Wesley W. Horton
Until the Lapointe decision was issued in April 2015, it had been nine years since lawyers and politicians were being heard to say, “What is going on at the Supreme Court?” In April 2006, the issue was how the other six justices should have responded to the revelation that Chief Justice William Sullivan had improperly held up the publication of a controversial 4-3 decision, Clerk of the Superior Court, Geographical Area Number Seven v. Freedom of Information Commission, 278 Conn. 28 (2006), in order to influence the legislature in considering the nomination of his successor.

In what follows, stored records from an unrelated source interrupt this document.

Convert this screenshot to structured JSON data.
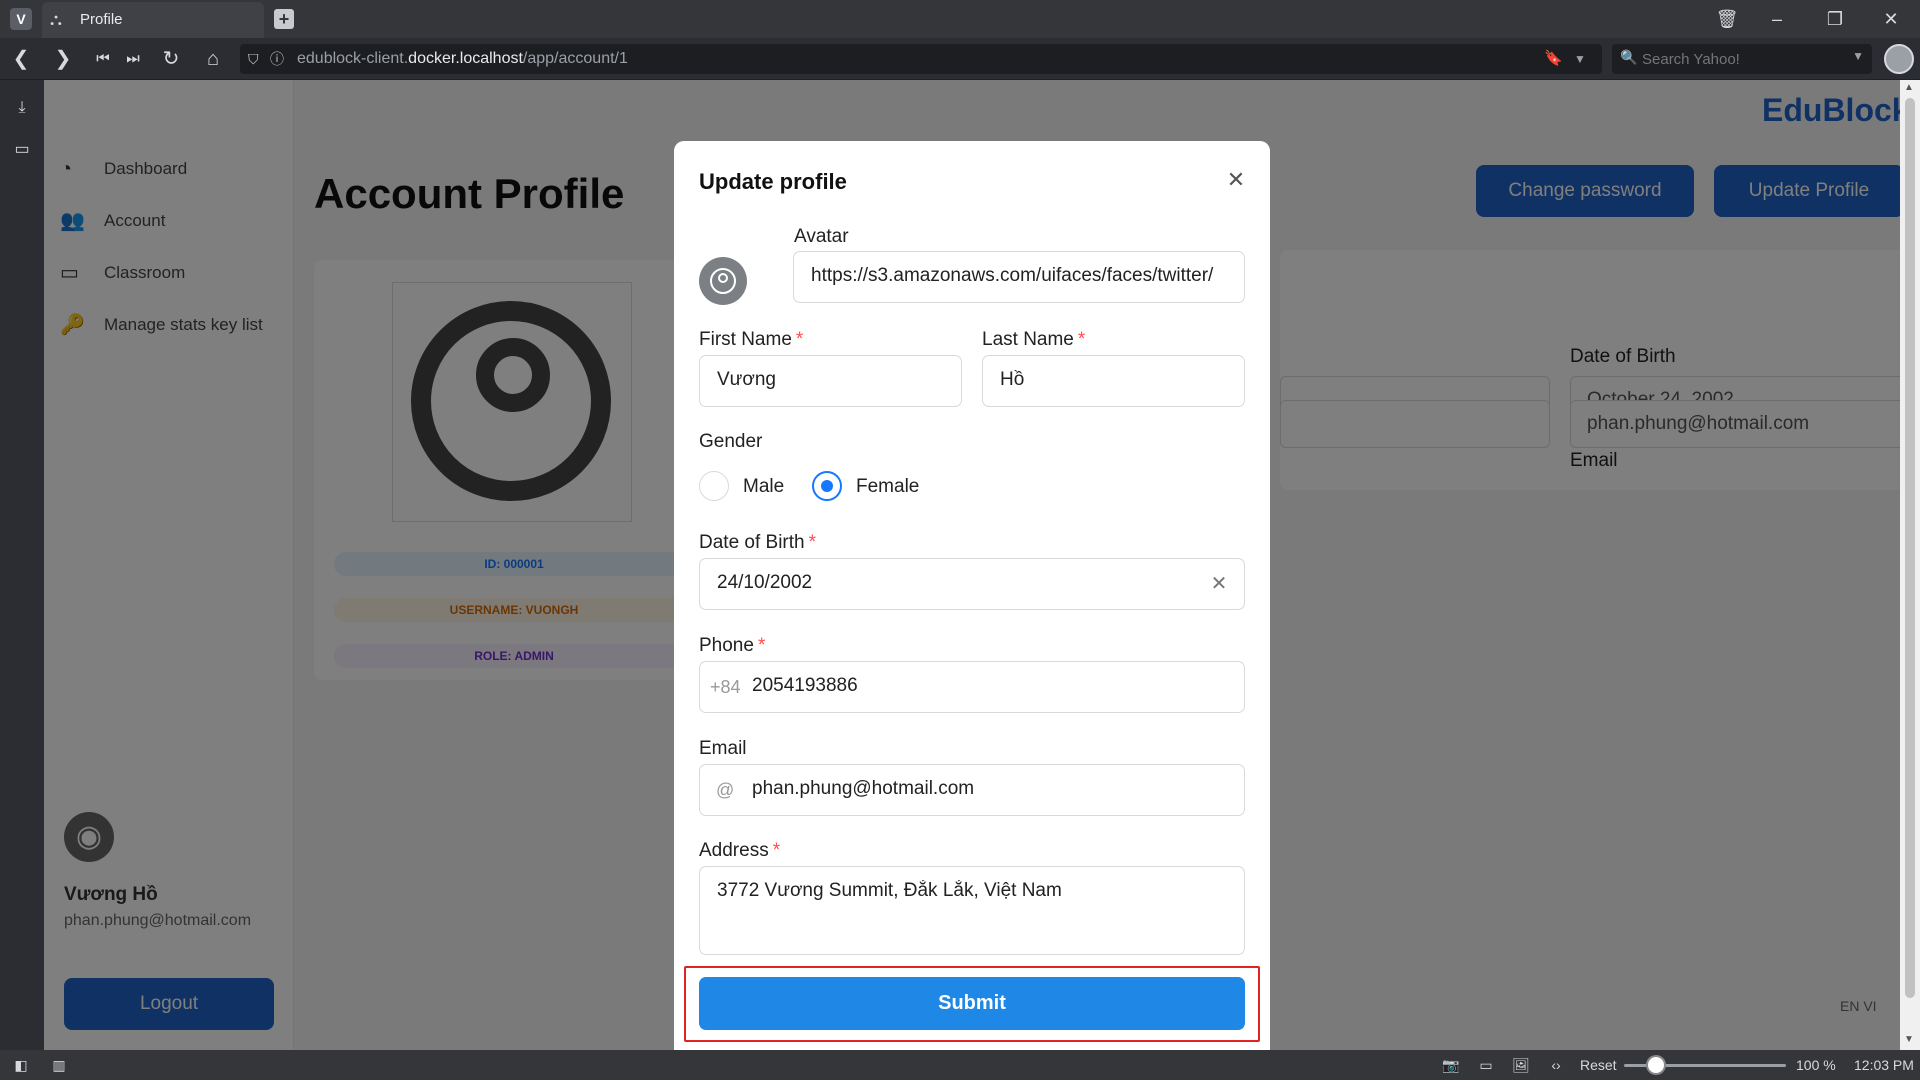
{
  "browser": {
    "tab_title": "Profile",
    "url_prefix": "edublock-client.",
    "url_host": "docker.localhost",
    "url_path": "/app/account/1",
    "search_placeholder": "Search Yahoo!",
    "zoom_reset": "Reset",
    "zoom_level": "100 %",
    "clock": "12:03 PM"
  },
  "app": {
    "brand": "EduBlock",
    "nav": [
      "Dashboard",
      "Account",
      "Classroom",
      "Manage stats key list"
    ],
    "user": {
      "name": "Vương Hồ",
      "email": "phan.phung@hotmail.com"
    },
    "logout": "Logout",
    "page_title": "Account Profile",
    "change_password": "Change password",
    "update_profile": "Update Profile",
    "tags": {
      "id": "ID: 000001",
      "username": "USERNAME: VUONGH",
      "role": "ROLE: ADMIN"
    },
    "info": {
      "dob_label": "Date of Birth",
      "dob_value": "October 24, 2002",
      "email_label": "Email",
      "email_value": "phan.phung@hotmail.com"
    },
    "lang": "EN  VI"
  },
  "modal": {
    "title": "Update profile",
    "avatar_label": "Avatar",
    "avatar_value": "https://s3.amazonaws.com/uifaces/faces/twitter/",
    "first_name_label": "First Name",
    "first_name_value": "Vương",
    "last_name_label": "Last Name",
    "last_name_value": "Hồ",
    "gender_label": "Gender",
    "gender_options": [
      "Male",
      "Female"
    ],
    "gender_selected": "Female",
    "dob_label": "Date of Birth",
    "dob_value": "24/10/2002",
    "phone_label": "Phone",
    "phone_prefix": "+84",
    "phone_value": "2054193886",
    "email_label": "Email",
    "email_prefix": "@",
    "email_value": "phan.phung@hotmail.com",
    "address_label": "Address",
    "address_value": "3772 Vương Summit, Đắk Lắk, Việt Nam",
    "submit": "Submit"
  },
  "colors": {
    "primary": "#1f87e5",
    "highlight": "#e02424",
    "required": "#ff4d4f"
  }
}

In April 2015, the issue was how the six sitting justices should have responded to one another’s opinions in the 4-2 decision in State v. Lapointe, 316 Conn. 225 (2015).

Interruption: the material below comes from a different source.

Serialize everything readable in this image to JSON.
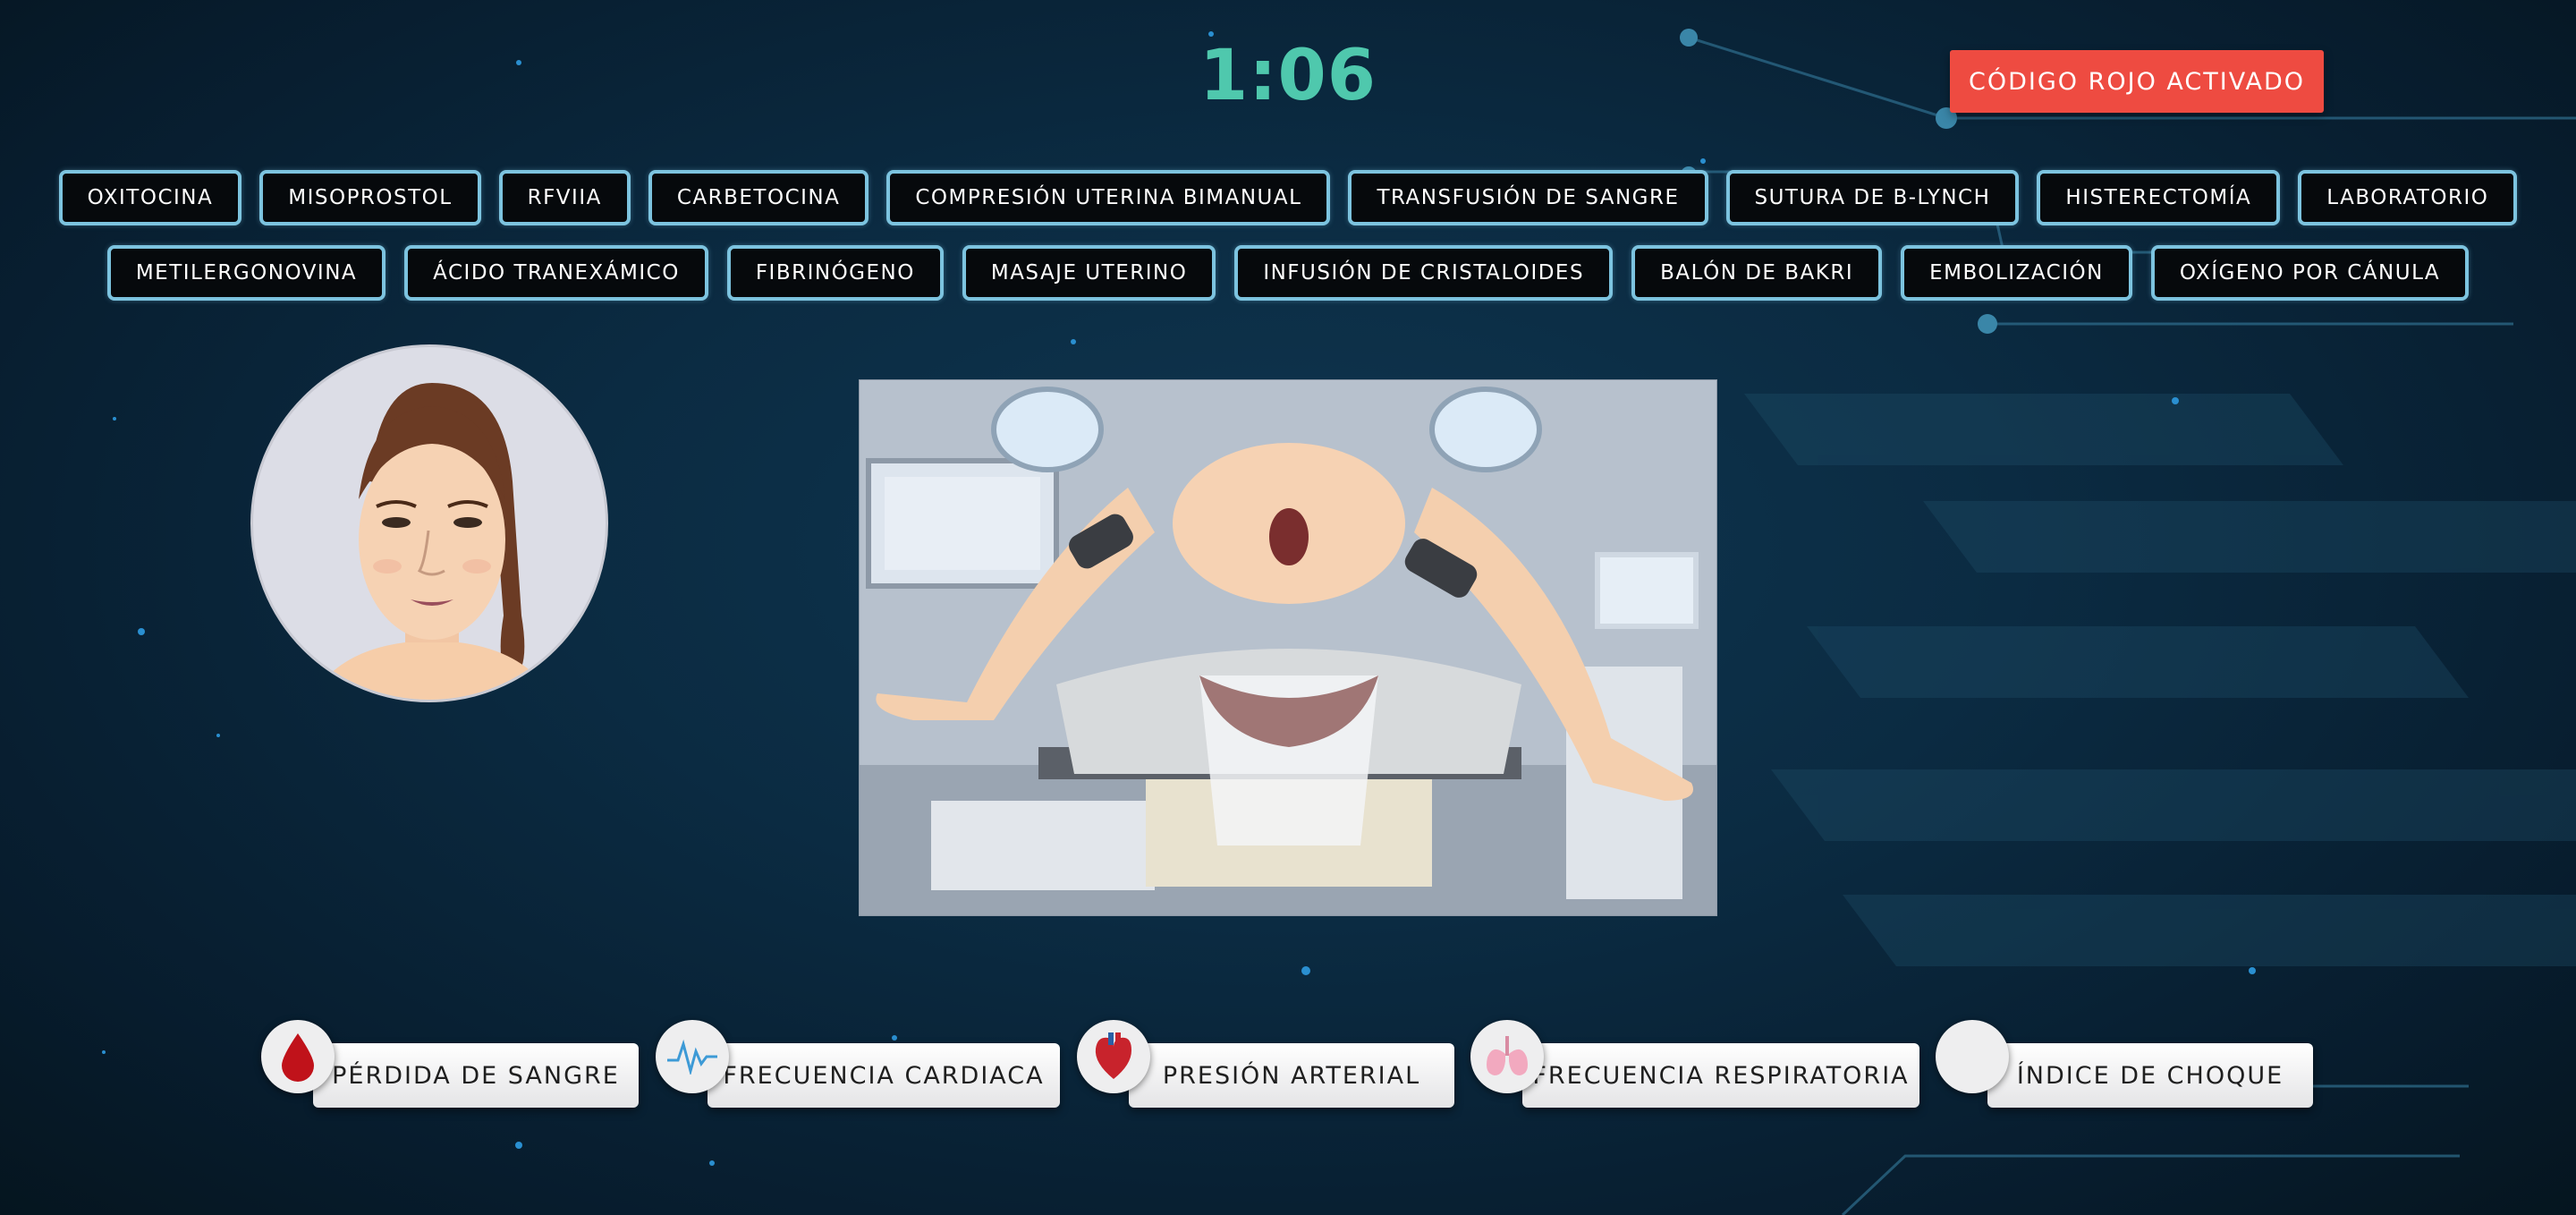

Before getting to the opinions, we note that the purpose of this blog is not to expound on whether Mr. Lapointe was or was not entitled to a new trial. The point of this blog is to emphasize the importance of civility in the legal system.
The majority opinion makes a vigorous presentation on why Mr. Lapointe is entitled to a new trial. Justice Zarella in dissent makes a vigorous response. There is nothing unusual here. That is what the Supreme Court justices are supposed to do when they disagree on an important issue. But Justice Zarella’s dissent was not sufficient for Justice Espinosa. While she joined his dissent, she added her own dissent accusing the majority of being Mr. Lapointe’s advocate and prejudging the case. This is a wholly inappropriate and uncivil accusation. Indeed, were there any merit to it, the remedy was to file a complaint with the Judicial Review Council, not to fulminate without evidence in a judicial opinion.
Not content to ignore her fulminations or simply to respond in some mild fashion, such as by saying that they were wholly inappropriate in a judicial opinion, the majority overreacted, stating in footnote 69 that she “dishonors this court.” It was unnecessary for the majority to respond so strongly. No reader was likely to take Justice Espinosa’s accusation literally, so by responding as they did the majority took the reader’s focus away from the incivility of Justice Espinosa’s tirade and put the focus onto their own footnote 69.
When a lawyer is unfairly accused of some impropriety in court by the opposing counsel, the best response is usually a small arm, not a nuclear bomb. A small arm here would have sufficed.